Meanwhile, I will continue writing, promoting and praying that one day Oprah gets a chance to read Whale Song. And I hope that her book club members will take a chance on another Canadian author and read it too. I even provide a comprehensive reading guide for book clubs and schools.
"Oprah picks Canadian novel Whale Song for book club."
Now doesn't that have a nice ring to it? How would you feel if she picked your book?
~Cheryl Kaye Tardif, bestselling author of Whale Song
"Another one bites the dust." For the last two years, I've watched Canadian independent bookstores fight to compete with the 'big boys'--major big-box outlets and Internet retailers, but it seems like a fight to the death. As a Canadian, I cheer them on, hoping they'll succeed. As an avid reader, I mourn their loss. As an author, I feel their disappearance is sadly inevitable. Business, after all, means survival of the biggest and most powerful. It's like watching a giant game of Pac-Man. Something is gobbling up our independent bookstores one at a time, and now we're about to lose "Canada's oldest bookstore"--The Book Room in Halifax, Nova Scotia.
The Book Room is expected to clear out inventory and close its doors for the final time at the end of March 2008, about eight weeks from now. Eight weeks...and then we'll have to say goodbye to a Nova Scotian icon. Founded in 1839, The Book Room has survived two World Wars, the Halifax Explosion and the Great Depression, and it will be a great loss to Canadian booklovers and to its local community. Charles Burchell, president of The Book Room, is justifiably disappointed. "The Book Room has been an institution in Nova Scotia."
The explanation given for its imminent closure? Increased competition, deep discounting from big-box and Internet retailers, as well as dual pricing issues. In Canada, books have traditionally been printed with two prices--Canadian and American. Canadian prices have always been quite a bit higher, but the recent strength of the Canadian dollar has put much pressure on the entire book industry. Canadian customers want US pricing, with that price on the back cover of books; publishers can't afford to discount their books to US pricing when they've based everything on a higher Canadian price, and booksellers are forced to either lower prices and take a loss or lose their customers and their business.
Farewell to The Book Room. Booklovers across Canada will miss you.
~Cheryl Kaye Tardif, bestselling author of Whale Song
Tuesday, February 05, 2008
Well, today Marc came across a video of people in Grand Central Station, New York, and these people were definitely far more frozen than Marc has been.
Check out this incredible video. I've never seen anything like it.
Wish I'd been there!
My writer's mind is going crazy with this. Were they a group of acting students? Mimes without costumes?
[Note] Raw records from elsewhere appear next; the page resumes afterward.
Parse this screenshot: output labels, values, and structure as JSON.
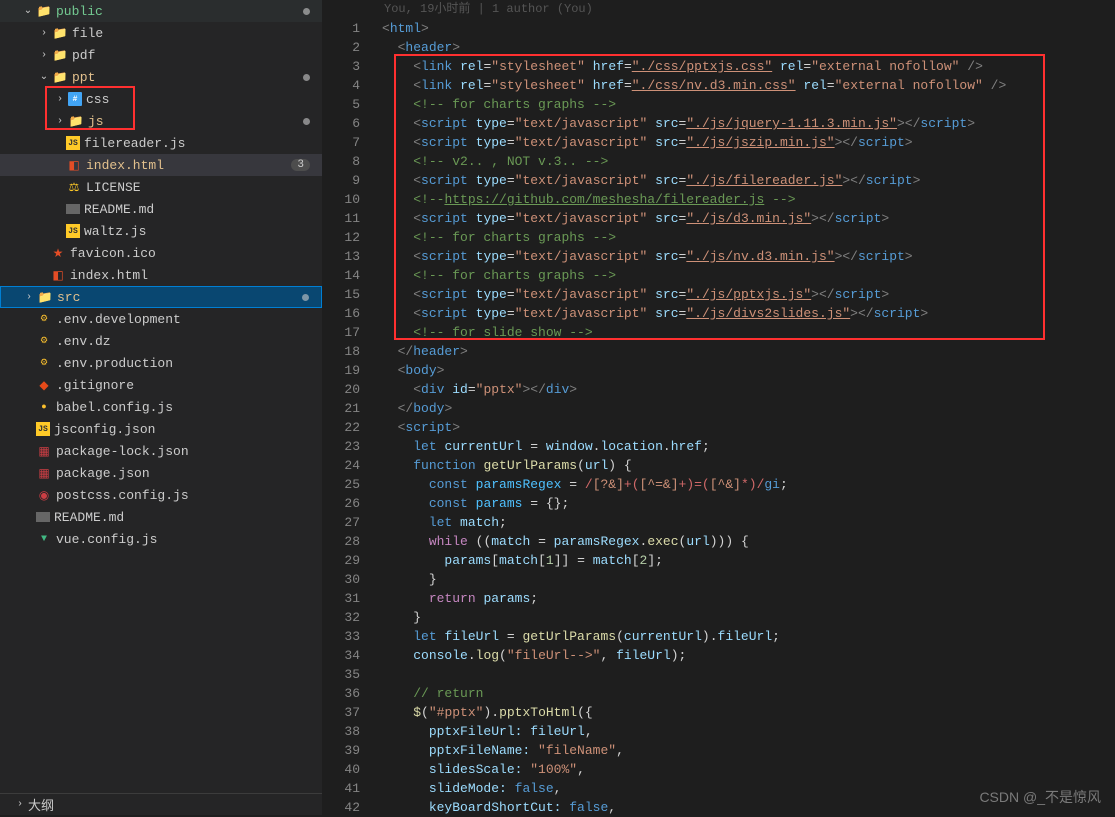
{
  "tree": {
    "public": "public",
    "file": "file",
    "pdf": "pdf",
    "ppt": "ppt",
    "css": "css",
    "js": "js",
    "filereader": "filereader.js",
    "indexhtml": "index.html",
    "indexbadge": "3",
    "license": "LICENSE",
    "readme": "README.md",
    "waltz": "waltz.js",
    "favicon": "favicon.ico",
    "indexhtml2": "index.html",
    "src": "src",
    "envdev": ".env.development",
    "envdz": ".env.dz",
    "envprod": ".env.production",
    "gitignore": ".gitignore",
    "babel": "babel.config.js",
    "jsconfig": "jsconfig.json",
    "pkglock": "package-lock.json",
    "pkg": "package.json",
    "postcss": "postcss.config.js",
    "readme2": "README.md",
    "vueconfig": "vue.config.js",
    "outline": "大纲"
  },
  "blame": "You, 19小时前 | 1 author (You)",
  "lines": {
    "1": "1",
    "2": "2",
    "3": "3",
    "4": "4",
    "5": "5",
    "6": "6",
    "7": "7",
    "8": "8",
    "9": "9",
    "10": "10",
    "11": "11",
    "12": "12",
    "13": "13",
    "14": "14",
    "15": "15",
    "16": "16",
    "17": "17",
    "18": "18",
    "19": "19",
    "20": "20",
    "21": "21",
    "22": "22",
    "23": "23",
    "24": "24",
    "25": "25",
    "26": "26",
    "27": "27",
    "28": "28",
    "29": "29",
    "30": "30",
    "31": "31",
    "32": "32",
    "33": "33",
    "34": "34",
    "35": "35",
    "36": "36",
    "37": "37",
    "38": "38",
    "39": "39",
    "40": "40",
    "41": "41",
    "42": "42"
  },
  "code": {
    "html": "html",
    "header": "header",
    "link": "link",
    "rel": "rel",
    "stylesheet": "\"stylesheet\"",
    "href": "href",
    "css1": "\"./css/pptxjs.css\"",
    "css2": "\"./css/nv.d3.min.css\"",
    "extnofollow": "\"external nofollow\"",
    "slash": "/>",
    "charts_c": "<!-- for charts graphs -->",
    "script": "script",
    "type": "type",
    "textjs": "\"text/javascript\"",
    "src": "src",
    "jquery": "\"./js/jquery-1.11.3.min.js\"",
    "jszip": "\"./js/jszip.min.js\"",
    "v2c": "<!-- v2.. , NOT v.3.. -->",
    "filereader": "\"./js/filereader.js\"",
    "github_c": "<!--https://github.com/meshesha/filereader.js -->",
    "d3": "\"./js/d3.min.js\"",
    "nvd3": "\"./js/nv.d3.min.js\"",
    "pptxjs": "\"./js/pptxjs.js\"",
    "divs2": "\"./js/divs2slides.js\"",
    "slide_c": "<!-- for slide show -->",
    "body": "body",
    "div": "div",
    "id": "id",
    "pptx": "\"pptx\"",
    "let": "let",
    "currentUrl": "currentUrl",
    "eq": " = ",
    "windowloc": "window.location.href;",
    "function": "function",
    "getUrlParams": "getUrlParams",
    "url": "url",
    "const": "const",
    "paramsRegex": "paramsRegex",
    "regex": "/[?&]+([^=&]+)=([^&]*)/gi",
    "semi": ";",
    "params": "params",
    "empty": "{}",
    "match": "match",
    "while": "while",
    "exec": ".exec(",
    "n1": "1",
    "n2": "2",
    "return": "return",
    "fileUrl": "fileUrl",
    "dotfileUrl": ".fileUrl;",
    "console": "console",
    "log": "log",
    "fileurlstr": "\"fileUrl-->\"",
    "returnc": "// return",
    "dollar": "$",
    "pptxsel": "\"#pptx\"",
    "pptxToHtml": "pptxToHtml",
    "pptxFileUrl": "pptxFileUrl:",
    "pptxFileName": "pptxFileName:",
    "fileName": "\"fileName\"",
    "slidesScale": "slidesScale:",
    "hundred": "\"100%\"",
    "slideMode": "slideMode:",
    "false": "false",
    "keyBoardShortCut": "keyBoardShortCut:"
  },
  "watermark": "CSDN @_不是惊风"
}
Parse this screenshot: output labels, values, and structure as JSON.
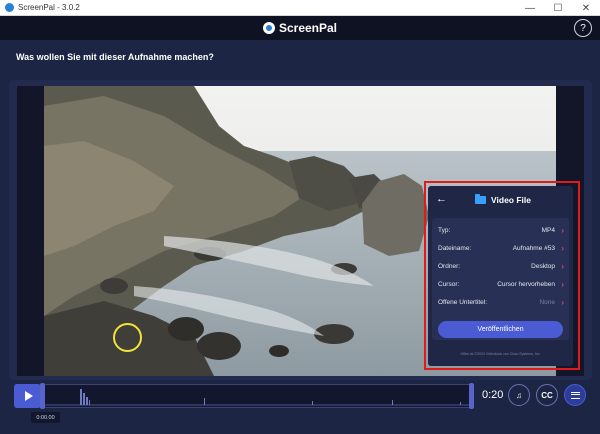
{
  "window": {
    "title": "ScreenPal - 3.0.2",
    "minimize": "—",
    "maximize": "☐",
    "close": "✕"
  },
  "header": {
    "logo_text": "ScreenPal",
    "help_label": "?"
  },
  "prompt": {
    "question": "Was wollen Sie mit dieser Aufnahme machen?"
  },
  "panel": {
    "back_icon": "←",
    "title": "Video File",
    "rows": [
      {
        "label": "Typ:",
        "value": "MP4"
      },
      {
        "label": "Dateiname:",
        "value": "Aufnahme #53"
      },
      {
        "label": "Ordner:",
        "value": "Desktop"
      },
      {
        "label": "Cursor:",
        "value": "Cursor hervorheben"
      },
      {
        "label": "Offene Untertitel:",
        "value": "None"
      }
    ],
    "chevron": "›",
    "publish_label": "Veröffentlichen",
    "footer_note": "Offen ist ©2024 Videotools von Cisco Systems, Inc."
  },
  "controls": {
    "timecode": "0:00.00",
    "duration": "0:20",
    "music_icon": "♫",
    "cc_label": "CC"
  },
  "colors": {
    "accent": "#4b5bd3",
    "highlight_border": "#e01b1b",
    "cursor_ring": "#f2e23a",
    "chevron": "#e0457a"
  }
}
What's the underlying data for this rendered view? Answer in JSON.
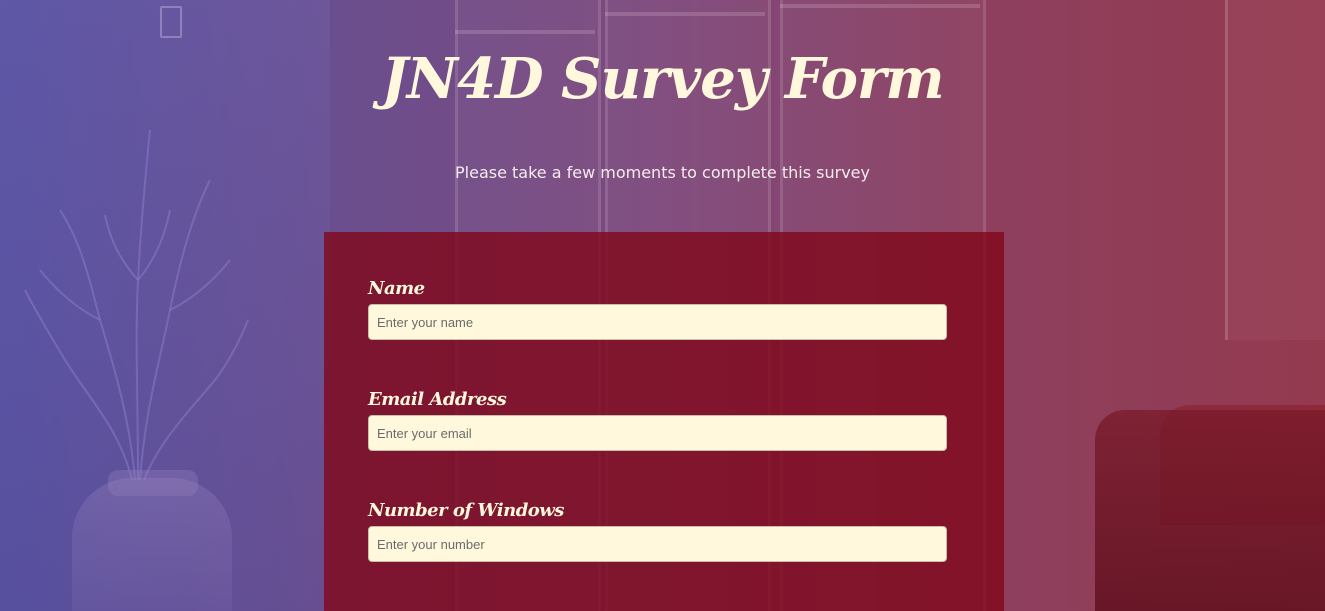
{
  "header": {
    "title": "JN4D Survey Form",
    "description": "Please take a few moments to complete this survey"
  },
  "form": {
    "fields": [
      {
        "label": "Name",
        "placeholder": "Enter your name",
        "type": "text"
      },
      {
        "label": "Email Address",
        "placeholder": "Enter your email",
        "type": "email"
      },
      {
        "label": "Number of Windows",
        "placeholder": "Enter your number",
        "type": "number"
      }
    ]
  },
  "colors": {
    "panel": "#80081c",
    "text_cream": "#fff8dc",
    "input_bg": "#fff8dc"
  }
}
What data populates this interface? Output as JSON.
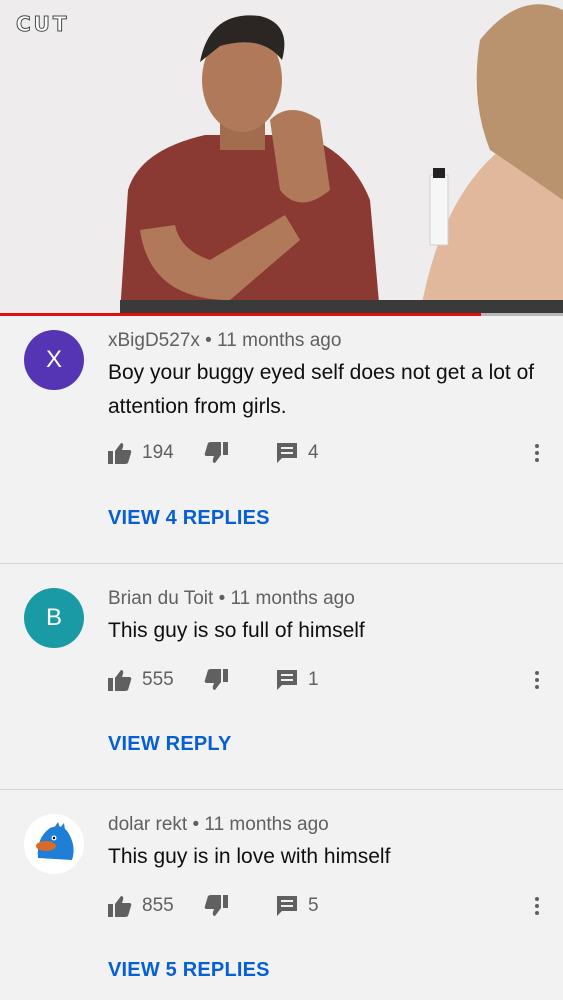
{
  "video": {
    "logo": "CUT",
    "progress_fraction": 0.855
  },
  "colors": {
    "accent_red": "#e20f0f",
    "link_blue": "#065fd4"
  },
  "comments": [
    {
      "avatar_letter": "X",
      "avatar_color": "#5535b3",
      "author": "xBigD527x",
      "time": "11 months ago",
      "text": "Boy your buggy eyed self does not get a lot of attention from girls.",
      "likes": "194",
      "reply_count": "4",
      "view_replies_label": "VIEW 4 REPLIES"
    },
    {
      "avatar_letter": "B",
      "avatar_color": "#1a9aa5",
      "author": "Brian du Toit",
      "time": "11 months ago",
      "text": "This guy is so full of himself",
      "likes": "555",
      "reply_count": "1",
      "view_replies_label": "VIEW REPLY"
    },
    {
      "avatar_icon": "blue-bird-icon",
      "author": "dolar rekt",
      "time": "11 months ago",
      "text": "This guy is in love with himself",
      "likes": "855",
      "reply_count": "5",
      "view_replies_label": "VIEW 5 REPLIES"
    }
  ]
}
I've watched this 3 times. Check out their expressions...and poses.
What do you think about this video? Please leave a comment.
After you've watched the video, go HERE to read about how it was done.
~Cheryl Kaye Tardif, bestselling author